JC: So, really, I think it was the curiosity value that people thought, “Well, we’ve always had a man speaking to us. Let’s try that dame.”
LD: I think, Nev, one of the things that Gran does also talk about is in parliament when she’s trying to prove points or try to argue cases that it was so easy back in those days for them to just try and dismiss Gran, saying, “Well, you’re just here as a token female.” But at the end of her tenure, she received a letter from the Premier to say those people that made those statements have come to realise that you were never a token. You earned your place here and you demonstrated that every day.
JC: That was very nice.
NJ: Right. Well, I mean, both of you in your careers are familiar with being the only female in the room. I’m interested in finding out what helps or what helped you to be successful in male-dominated professions.
LD: Do you know, Nev, I never … I just was so passionate about what I was doing and I enjoyed it so much that it never really occurred to me that I was a handful of girls graduating from my degree, that I was often the only female employee in the technology divisions of the companies. It just did not occur to me because that’s not what I was there for. Like the girls versus boys. It’s the skills, the people that I could learn from, the mentors, you know, it was my education and my experience. And so, I think that you’re getting yourself at a disadvantage if you’re considering your gender in a career. You’ve got to think about what you enjoy about that career, what experience you want to gain from it, what skills you can bring to the table and what achievements you want from that career. And then worry about everything else.

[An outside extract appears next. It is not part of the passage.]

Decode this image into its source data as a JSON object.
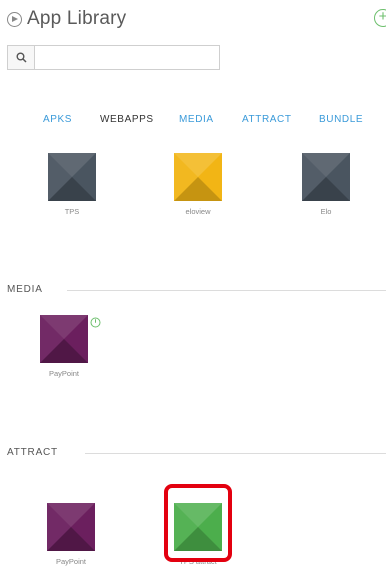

JC: Well, that’s such a good answer, I don’t know that I can add anything to it, you know, really.
LD: I don’t think that you thought about the fact that you’re a fem—I mean, you were reminded that you were a female, but it wasn’t a thought that probably crossed your mind when you decided to take on politics.
JC: The only thing I can say is that if you’re a female working with men, all men, you really need to make quite sure that you have done your homework well and that you can, well, not only stand up against them, but I think be better than them. And that’s what I strove to do.
NJ: Well, I did want to close by asking you both. It’s clear that in your lives, you’ve set goals personally and professionally. And I’m interested to know what you think the keys to achieving the goals that you’ve set have been.
JC: I think in my life, I don’t know that it was possible for me to really set goals because I did so many different things. I mean, from being a farmer’s wife to opening a bureau to being a politician and then opening a children’s clothing business and then a big chairman of a large school over a period of seven years or so. I suppose at whatever stage of life you were, the only thing you could do was do it as well as you could, but with your own stamp, not necessarily following through your predecessor. Would you agree with that, Louise?
LD: Oh, I think that that’s another great influence of Gran’s is that once you set your mind to doing something, do it well. And you know, you’ve got to oversee the adversity and the challenges to do it well. And it doesn’t always have to be one single defined achievement that you try to track. As Gran said, she’s jumped around and wanted to be a good mother and a good wife and a good businesswoman and a good politician. And I sort of followed the same principles and philosophy.
NJ: Well, I think that’s a great note to end on. Thanks, again, so much for your insight. It’s been a pleasure talking to you both.
JC: Well, thank you, Neville. I think we both enjoyed it.
LD: Yes, we did. So, thank you very much for listening to our story.
NJ: That’s great. Well, a big thank you to our guests, June Craig and Louise Daw, for joining us today.